Modern digital hardware and software designs are increasingly complex but are themselves only idealizations of a real system that is instantiated in, and interacts with, an analog physical environment. Insights from physics, formal methods, and complex systems theory can aid in extending reliability and security measures from pure digital computation (itself a challenging problem) to the broader cyber-physical and out-of-nominal arena. Example applications to design and analysis of high-consequence controllers and extreme-scale scientific computing illustrate the interplay of physics and computation.

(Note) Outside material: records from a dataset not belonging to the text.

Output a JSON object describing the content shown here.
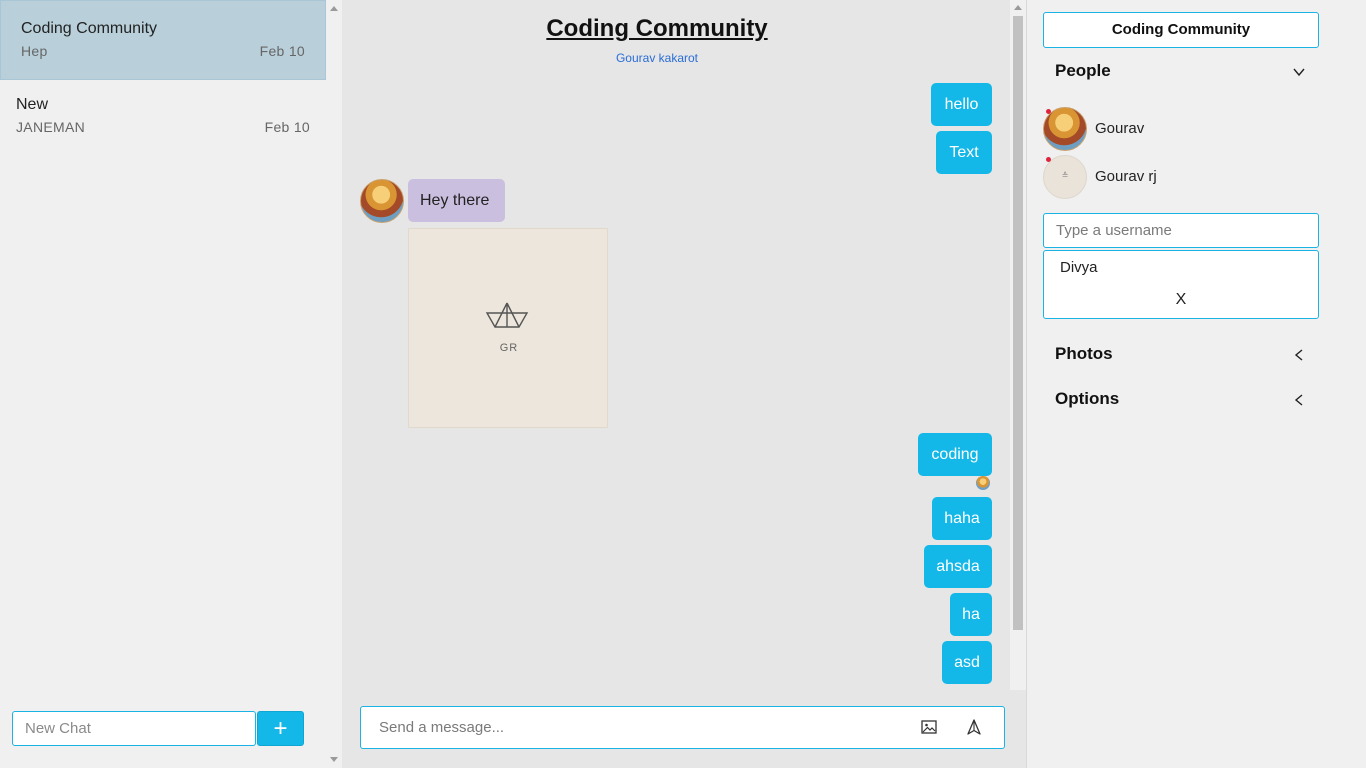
{
  "sidebar": {
    "chats": [
      {
        "title": "Coding Community",
        "last_message": "Hep",
        "date": "Feb 10"
      },
      {
        "title": "New",
        "last_message": "JANEMAN",
        "date": "Feb 10"
      }
    ],
    "new_chat_placeholder": "New Chat",
    "new_chat_button": "+"
  },
  "chat": {
    "title": "Coding Community",
    "subtitle": "Gourav kakarot",
    "image_label": "GR",
    "messages": [
      {
        "text": "hello",
        "sender": "me"
      },
      {
        "text": "Text",
        "sender": "me"
      },
      {
        "text": "Hey there",
        "sender": "other"
      },
      {
        "text": "coding",
        "sender": "me"
      },
      {
        "text": "haha",
        "sender": "me"
      },
      {
        "text": "ahsda",
        "sender": "me"
      },
      {
        "text": "ha",
        "sender": "me"
      },
      {
        "text": "asd",
        "sender": "me"
      }
    ],
    "composer_placeholder": "Send a message..."
  },
  "details": {
    "title": "Coding Community",
    "people_label": "People",
    "people": [
      {
        "name": "Gourav"
      },
      {
        "name": "Gourav rj"
      }
    ],
    "username_placeholder": "Type a username",
    "suggestion": "Divya",
    "suggestion_close": "X",
    "photos_label": "Photos",
    "options_label": "Options"
  },
  "colors": {
    "accent": "#14b8e8",
    "active_chat": "#b9d0db",
    "other_bubble": "#cbbfdf",
    "online_dot": "#e0243e"
  }
}
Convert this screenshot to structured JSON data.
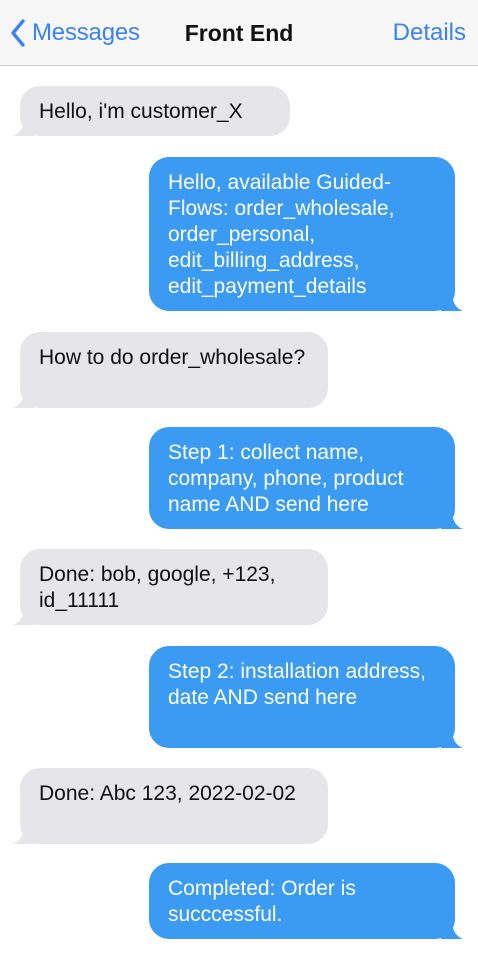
{
  "nav": {
    "back_label": "Messages",
    "title": "Front End",
    "details_label": "Details"
  },
  "colors": {
    "accent": "#3b82f6",
    "sent_bubble": "#3b9bf2",
    "received_bubble": "#e5e5ea"
  },
  "messages": [
    {
      "direction": "received",
      "text": "Hello, i'm customer_X"
    },
    {
      "direction": "sent",
      "text": "Hello, available Guided-Flows: order_wholesale, order_personal, edit_billing_address, edit_payment_details"
    },
    {
      "direction": "received",
      "text": "How to do order_wholesale?"
    },
    {
      "direction": "sent",
      "text": "Step 1: collect name, company, phone, product name AND send here"
    },
    {
      "direction": "received",
      "text": "Done: bob, google, +123, id_11111"
    },
    {
      "direction": "sent",
      "text": "Step 2: installation address, date AND send here"
    },
    {
      "direction": "received",
      "text": "Done: Abc 123, 2022-02-02"
    },
    {
      "direction": "sent",
      "text": "Completed: Order is succcessful."
    }
  ]
}
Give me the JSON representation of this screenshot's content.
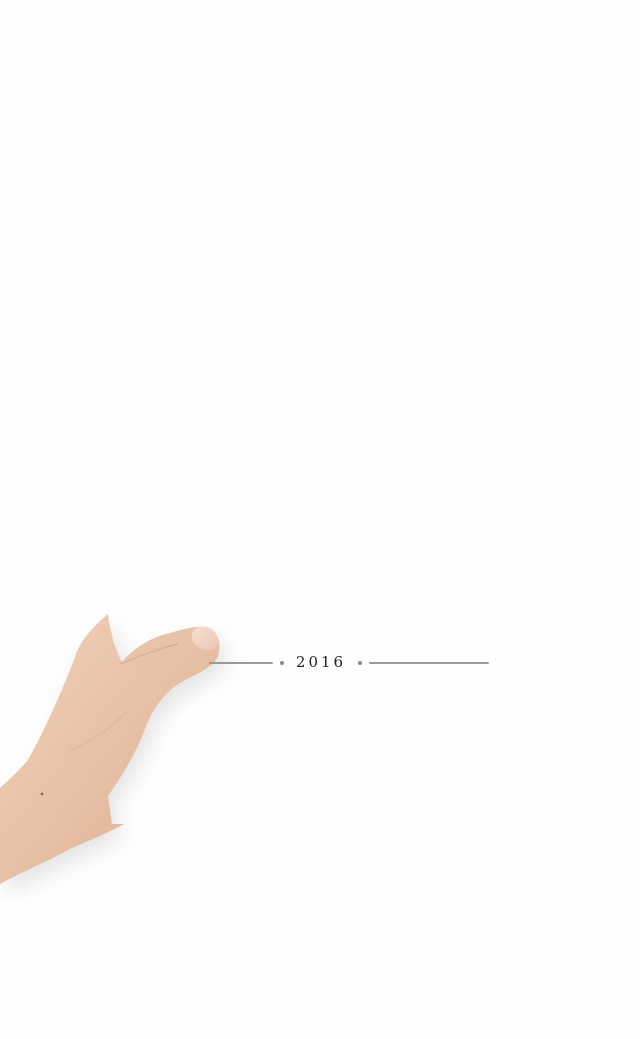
{
  "timeline": {
    "year": "2016"
  },
  "colors": {
    "background": "#fefefe",
    "line": "#9a9a9a",
    "text": "#222222",
    "skin": "#ecc7ae"
  },
  "icons": {
    "hand": "hand-holding-illustration"
  }
}
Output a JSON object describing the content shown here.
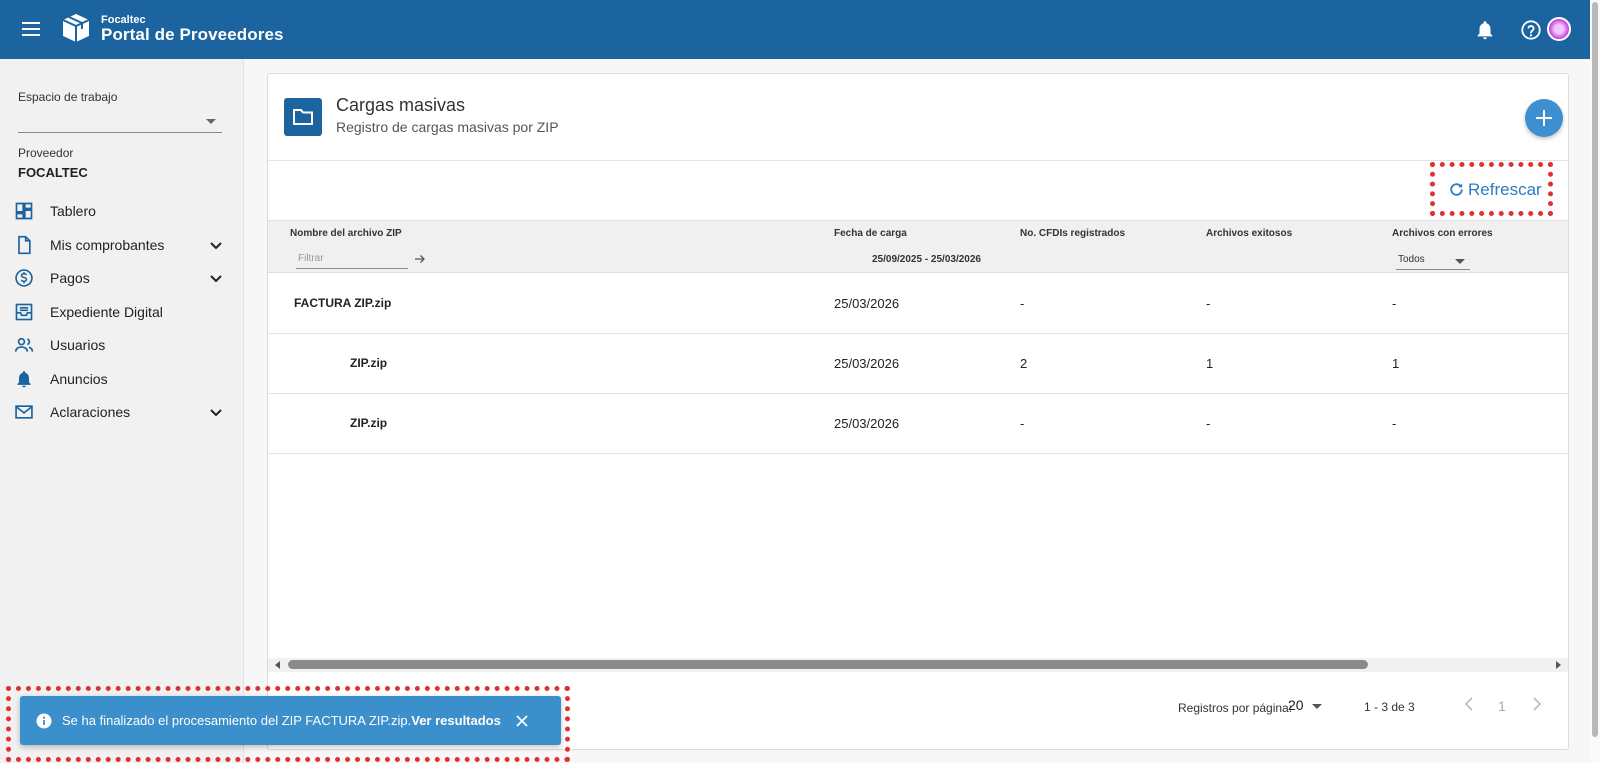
{
  "header": {
    "brand_small": "Focaltec",
    "brand_title": "Portal de Proveedores",
    "icons": [
      "menu-icon",
      "box-logo-icon",
      "bell-icon",
      "help-icon",
      "avatar"
    ]
  },
  "sidebar": {
    "workspace_label": "Espacio de trabajo",
    "workspace_value": "",
    "provider_label": "Proveedor",
    "provider_name": "FOCALTEC",
    "items": [
      {
        "label": "Tablero",
        "icon": "dashboard-icon",
        "expandable": false
      },
      {
        "label": "Mis comprobantes",
        "icon": "document-icon",
        "expandable": true
      },
      {
        "label": "Pagos",
        "icon": "dollar-coin-icon",
        "expandable": true
      },
      {
        "label": "Expediente Digital",
        "icon": "inbox-tray-icon",
        "expandable": false
      },
      {
        "label": "Usuarios",
        "icon": "users-icon",
        "expandable": false
      },
      {
        "label": "Anuncios",
        "icon": "bell-icon",
        "expandable": false
      },
      {
        "label": "Aclaraciones",
        "icon": "mail-icon",
        "expandable": true
      }
    ]
  },
  "card": {
    "title": "Cargas masivas",
    "subtitle": "Registro de cargas masivas por ZIP",
    "refresh_label": "Refrescar"
  },
  "table": {
    "columns": [
      "Nombre del archivo ZIP",
      "Fecha de carga",
      "No. CFDIs registrados",
      "Archivos exitosos",
      "Archivos con errores"
    ],
    "filter_placeholder": "Filtrar",
    "date_filter": "25/09/2025 - 25/03/2026",
    "errors_filter": "Todos",
    "rows": [
      {
        "name": "FACTURA ZIP.zip",
        "date": "25/03/2026",
        "cfdis": "-",
        "ok": "-",
        "errors": "-"
      },
      {
        "name": "ZIP.zip",
        "date": "25/03/2026",
        "cfdis": "2",
        "ok": "1",
        "errors": "1"
      },
      {
        "name": "ZIP.zip",
        "date": "25/03/2026",
        "cfdis": "-",
        "ok": "-",
        "errors": "-"
      }
    ]
  },
  "pagination": {
    "per_page_label": "Registros por página:",
    "per_page": "20",
    "range": "1 - 3 de 3",
    "current_page": "1"
  },
  "snackbar": {
    "message": "Se ha finalizado el procesamiento del ZIP FACTURA ZIP.zip.",
    "link": "Ver resultados"
  },
  "colors": {
    "header": "#1c64a0",
    "accent": "#3e8fd0",
    "snackbar": "#3b8fca",
    "highlight": "#e03131"
  }
}
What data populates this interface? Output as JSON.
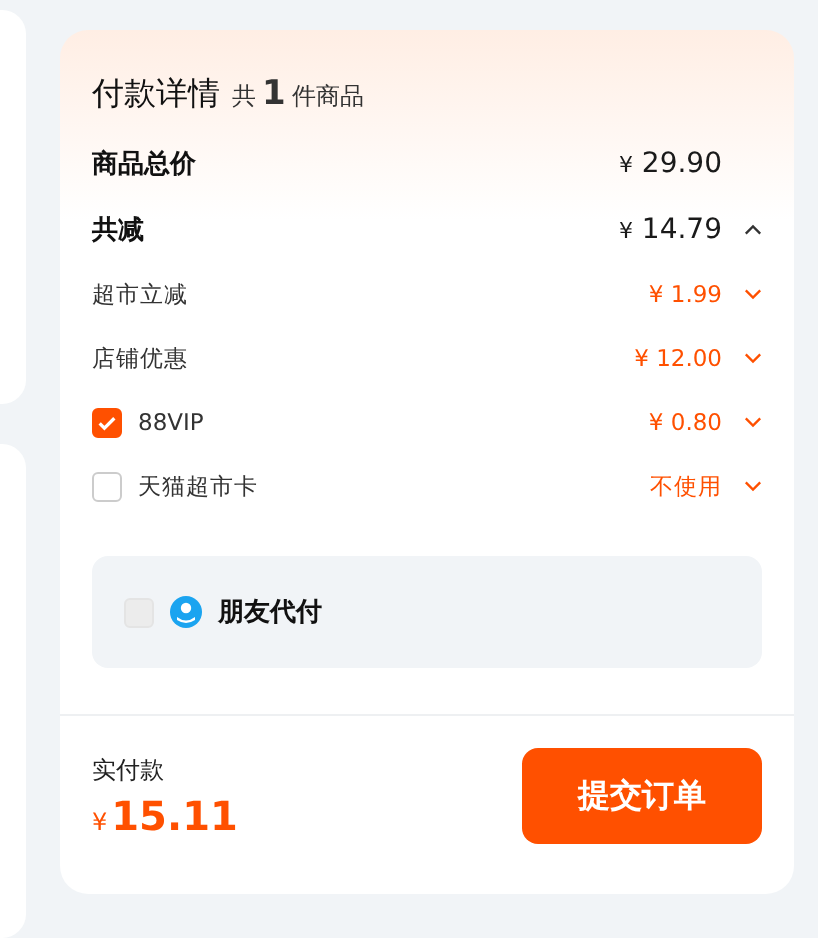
{
  "header": {
    "title": "付款详情",
    "count_prefix": "共",
    "count": "1",
    "count_suffix": "件商品"
  },
  "totals": [
    {
      "label": "商品总价",
      "currency": "¥",
      "amount": "29.90",
      "kind": "plain"
    },
    {
      "label": "共减",
      "currency": "¥",
      "amount": "14.79",
      "kind": "expandable",
      "expanded": true
    }
  ],
  "discounts": [
    {
      "kind": "plain",
      "label": "超市立减",
      "value": "¥ 1.99"
    },
    {
      "kind": "plain",
      "label": "店铺优惠",
      "value": "¥ 12.00"
    },
    {
      "kind": "checkbox",
      "label": "88VIP",
      "value": "¥ 0.80",
      "checked": true
    },
    {
      "kind": "checkbox",
      "label": "天猫超市卡",
      "value": "不使用",
      "checked": false
    }
  ],
  "friend_pay": {
    "label": "朋友代付",
    "checked": false,
    "disabled": true
  },
  "footer": {
    "label": "实付款",
    "currency": "¥",
    "amount": "15.11",
    "button": "提交订单"
  }
}
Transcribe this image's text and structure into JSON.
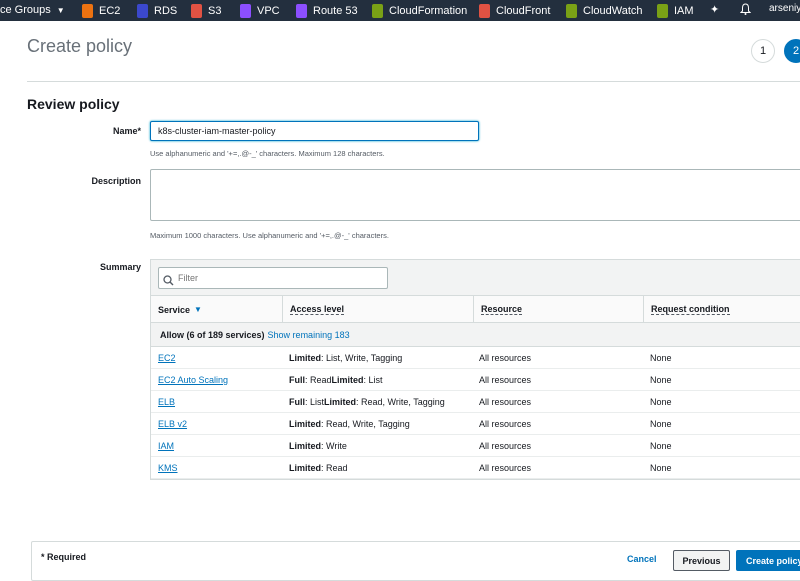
{
  "nav": {
    "resource_groups": "ce Groups",
    "services": [
      {
        "label": "EC2",
        "icon": "ec2-icon",
        "color": "#ec7211"
      },
      {
        "label": "RDS",
        "icon": "rds-icon",
        "color": "#3b48cc"
      },
      {
        "label": "S3",
        "icon": "s3-icon",
        "color": "#e05243"
      },
      {
        "label": "VPC",
        "icon": "vpc-icon",
        "color": "#8c4fff"
      },
      {
        "label": "Route 53",
        "icon": "route53-icon",
        "color": "#8c4fff"
      },
      {
        "label": "CloudFormation",
        "icon": "cloudformation-icon",
        "color": "#7aa116"
      },
      {
        "label": "CloudFront",
        "icon": "cloudfront-icon",
        "color": "#e05243"
      },
      {
        "label": "CloudWatch",
        "icon": "cloudwatch-icon",
        "color": "#7aa116"
      },
      {
        "label": "IAM",
        "icon": "iam-icon",
        "color": "#7aa116"
      }
    ],
    "user": "arseniy.z"
  },
  "header": {
    "title": "Create policy",
    "step1": "1",
    "step2": "2"
  },
  "form": {
    "section_title": "Review policy",
    "name_label": "Name*",
    "name_value": "k8s-cluster-iam-master-policy",
    "name_hint": "Use alphanumeric and '+=,.@-_' characters. Maximum 128 characters.",
    "description_label": "Description",
    "description_value": "",
    "description_hint": "Maximum 1000 characters. Use alphanumeric and '+=,.@-_' characters.",
    "summary_label": "Summary"
  },
  "summary": {
    "filter_placeholder": "Filter",
    "columns": [
      "Service",
      "Access level",
      "Resource",
      "Request condition"
    ],
    "group_bold": "Allow (6 of 189 services)",
    "group_link": "Show remaining 183",
    "rows": [
      {
        "service": "EC2",
        "access_bold": "Limited",
        "access_rest": ": List, Write, Tagging",
        "resource": "All resources",
        "condition": "None"
      },
      {
        "service": "EC2 Auto Scaling",
        "access_bold": "Full",
        "access_rest": ": Read ",
        "access_bold2": "Limited",
        "access_rest2": ": List",
        "resource": "All resources",
        "condition": "None"
      },
      {
        "service": "ELB",
        "access_bold": "Full",
        "access_rest": ": List ",
        "access_bold2": "Limited",
        "access_rest2": ": Read, Write, Tagging",
        "resource": "All resources",
        "condition": "None"
      },
      {
        "service": "ELB v2",
        "access_bold": "Limited",
        "access_rest": ": Read, Write, Tagging",
        "resource": "All resources",
        "condition": "None"
      },
      {
        "service": "IAM",
        "access_bold": "Limited",
        "access_rest": ": Write",
        "resource": "All resources",
        "condition": "None"
      },
      {
        "service": "KMS",
        "access_bold": "Limited",
        "access_rest": ": Read",
        "resource": "All resources",
        "condition": "None"
      }
    ]
  },
  "footer": {
    "required": "* Required",
    "cancel": "Cancel",
    "previous": "Previous",
    "create": "Create policy"
  }
}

Jackson R. Mayo received a Ph.D. in physics from Princeton University in 2005. He is a Principal R&D Scientist in the Scalable Modeling & Analysis Systems Department at Sandia National Laboratories in Livermore, California, and specializes in modeling of complex, nonlinear, and statistical phenomena. Particular interests include complex systems analysis, formal methods, and the resiliency and security of computing systems.